This bill eliminates a standardized assessment for student teachers called the edTPA — the educative Teacher Performance Assessment — which all students must pass before they can receive their teaching certification. Critics of the test, which is administered by private education corporation Pearson, have said it’s expensive, too lengthy and unnecessary, given other state and national standards.

The bill instead focuses on adopting a different set of knowledge, skill and performance standards, which will be “evidence-based, measureable, meaningful and documented.”

Senate Bill 5030: Counseling programs

Each K-12 school district must develop and implement a plan for a comprehensive school counseling program by the start of the 2022-23 academic year. The program must be based on state and national counselor frameworks, and will provide a process for identifying student needs through data analysis.

Because sometimes school counselors are assigned to other duties, like playground watch or data entry, the bill also mandates programs allocate at least 80% of counselors’ time to specific counseling work, including guiding students in academic opportunities, career planning or social-emotional learning.

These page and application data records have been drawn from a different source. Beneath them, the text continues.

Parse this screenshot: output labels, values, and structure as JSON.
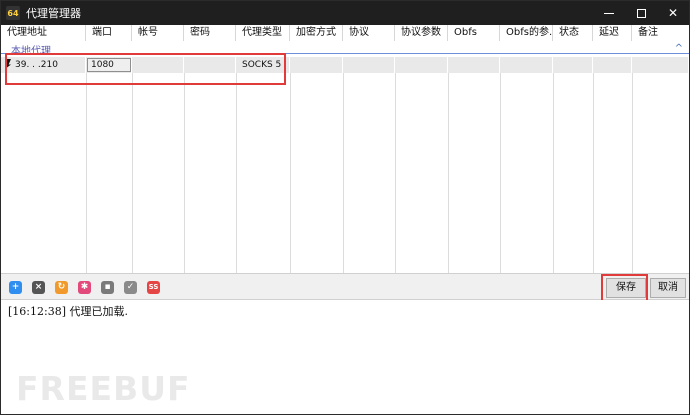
{
  "window": {
    "app_icon_text": "64",
    "title": "代理管理器",
    "minimize_icon": "minimize-icon",
    "maximize_icon": "maximize-icon",
    "close_label": "✕"
  },
  "table": {
    "columns": [
      "代理地址",
      "端口",
      "帐号",
      "密码",
      "代理类型",
      "加密方式",
      "协议",
      "协议参数",
      "Obfs",
      "Obfs的参...",
      "状态",
      "延迟",
      "备注"
    ],
    "group_label": "本地代理",
    "group_caret": "^",
    "rows": [
      {
        "address": "39.  .  .210",
        "port": "1080",
        "account": "",
        "password": "",
        "proxy_type": "SOCKS 5",
        "encryption": "",
        "protocol": "",
        "protocol_params": "",
        "obfs": "",
        "obfs_params": "",
        "status": "",
        "latency": "",
        "note": ""
      }
    ]
  },
  "toolbar": {
    "tools": [
      "add-icon",
      "delete-icon",
      "refresh-icon",
      "settings-icon",
      "shield-icon",
      "check-icon",
      "ss-icon"
    ],
    "ss_label": "SS",
    "save_label": "保存",
    "cancel_label": "取消"
  },
  "log": {
    "line": "[16:12:38]  代理已加载."
  },
  "watermark": "FREEBUF",
  "colors": {
    "titlebar": "#1f1f1f",
    "highlight_red": "#e03a3a",
    "group_blue": "#6d8ed8"
  }
}
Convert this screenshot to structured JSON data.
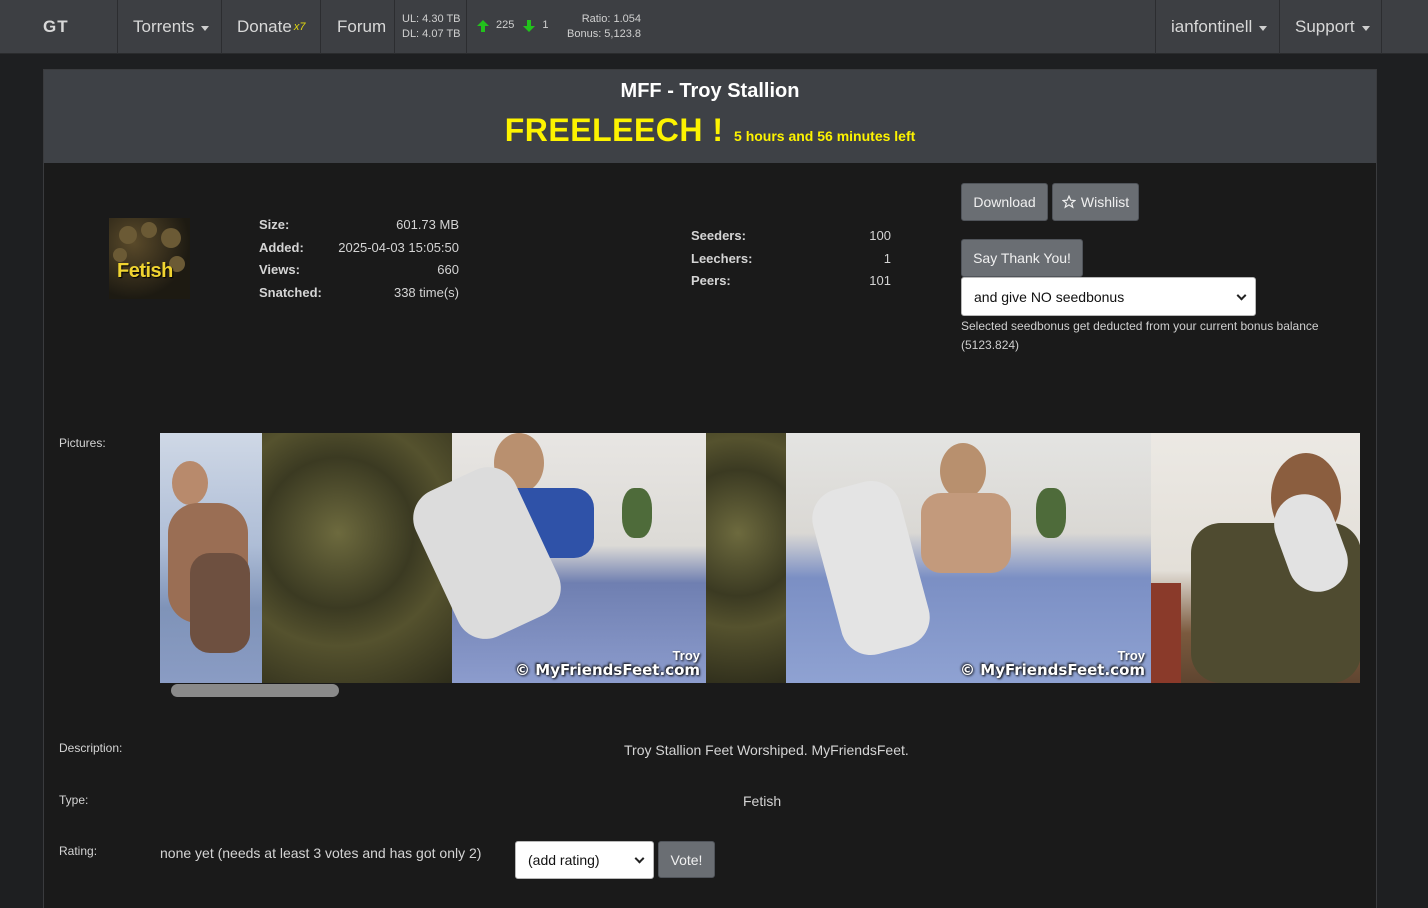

Another bill adds half a counselor position to every high-poverty school.

Other key legislation hits issues from health and wellness to additional learning assistance in schools, such as one that directs all public and private schools to provide free menstrual hygiene products in bathrooms, one that expands access to affordable child care for postsecondary students and one that mandates schools fix or replace fixtures that leach lead into water sources. Another new policy pushes youth detention and treatment facilities to improve their education programs, in hopes of boosting the facilities’ graduation numbers and curbing recidivism rates.

A few bills didn’t make it to Gov. Jay Inslee’s desk, including one that would have expanded eligibility for those applying to the Washington College Grant and another that would have allowed juniors and seniors to spend another year in high school, addressing learning losses and missed extracurricular opportunities because of the COVID-19 pandemic.